architectural structures are described by dimensions: line, surfaces and body. A straight line is one-dimensional and only has the dimension length. Several lines are two-dimensional and has the dimensions length and width. The body is three-dimensional and has the dimensions of length, width and depth.

Together it creates a feeling of space and volume. The structure is built and constructed as a skeleton.

The organization of the skeletons are structured and documented systematically. The rhythm of the distribution is based on three theories: central axis division, repetition and duplication.

The central axis division creates a symmetrical or mirror image. A view can literally be mirrored, but it can also be translated into a contrasting shape, color, or material.

By repetition of elements the whole field of view can be filled. The repetition can be the full element or a particular aspect of it.

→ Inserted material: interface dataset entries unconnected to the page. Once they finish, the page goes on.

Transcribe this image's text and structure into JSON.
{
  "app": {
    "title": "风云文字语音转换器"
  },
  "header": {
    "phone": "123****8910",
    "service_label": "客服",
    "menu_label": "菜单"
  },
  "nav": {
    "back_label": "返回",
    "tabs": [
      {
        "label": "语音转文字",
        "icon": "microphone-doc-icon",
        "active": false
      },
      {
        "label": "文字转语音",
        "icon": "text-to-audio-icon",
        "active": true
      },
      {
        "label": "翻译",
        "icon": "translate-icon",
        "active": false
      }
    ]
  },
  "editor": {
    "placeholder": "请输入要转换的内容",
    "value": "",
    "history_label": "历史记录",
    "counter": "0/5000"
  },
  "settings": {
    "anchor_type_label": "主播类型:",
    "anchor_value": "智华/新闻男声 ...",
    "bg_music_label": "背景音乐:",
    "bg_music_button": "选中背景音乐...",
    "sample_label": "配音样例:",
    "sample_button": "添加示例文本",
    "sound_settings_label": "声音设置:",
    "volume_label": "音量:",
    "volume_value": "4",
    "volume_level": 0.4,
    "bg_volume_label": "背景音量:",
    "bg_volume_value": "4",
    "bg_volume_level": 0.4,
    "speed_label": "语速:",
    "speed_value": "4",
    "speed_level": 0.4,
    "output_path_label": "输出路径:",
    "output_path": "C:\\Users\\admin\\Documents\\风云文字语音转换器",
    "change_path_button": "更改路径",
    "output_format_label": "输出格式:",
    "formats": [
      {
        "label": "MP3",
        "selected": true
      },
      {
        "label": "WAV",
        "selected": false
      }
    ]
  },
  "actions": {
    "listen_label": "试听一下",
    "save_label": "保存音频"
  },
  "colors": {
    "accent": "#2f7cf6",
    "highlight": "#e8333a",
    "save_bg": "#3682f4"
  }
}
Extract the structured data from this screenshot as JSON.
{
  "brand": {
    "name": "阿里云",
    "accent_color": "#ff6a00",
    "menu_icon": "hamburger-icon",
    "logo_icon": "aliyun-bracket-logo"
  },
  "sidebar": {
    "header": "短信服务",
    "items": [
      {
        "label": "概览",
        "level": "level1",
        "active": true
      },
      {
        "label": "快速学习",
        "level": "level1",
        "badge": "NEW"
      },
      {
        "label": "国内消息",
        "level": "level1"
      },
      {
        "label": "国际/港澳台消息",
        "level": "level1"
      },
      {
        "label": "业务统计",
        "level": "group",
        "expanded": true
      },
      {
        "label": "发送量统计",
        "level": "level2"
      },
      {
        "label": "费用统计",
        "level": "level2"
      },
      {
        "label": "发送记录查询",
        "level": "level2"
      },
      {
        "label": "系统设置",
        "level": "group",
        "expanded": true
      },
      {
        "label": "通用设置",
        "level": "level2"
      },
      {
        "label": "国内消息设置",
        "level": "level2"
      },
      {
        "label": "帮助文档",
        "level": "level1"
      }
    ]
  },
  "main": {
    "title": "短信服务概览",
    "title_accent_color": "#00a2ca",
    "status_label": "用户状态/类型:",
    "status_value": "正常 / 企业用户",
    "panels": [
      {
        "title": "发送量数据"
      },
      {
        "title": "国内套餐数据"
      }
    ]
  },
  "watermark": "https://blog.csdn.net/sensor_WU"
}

The most important factor of the duplication is the scale in which it works. In this theory, there are several elements which all have a certain shape and a certain material. At diminution, the image can be simplified.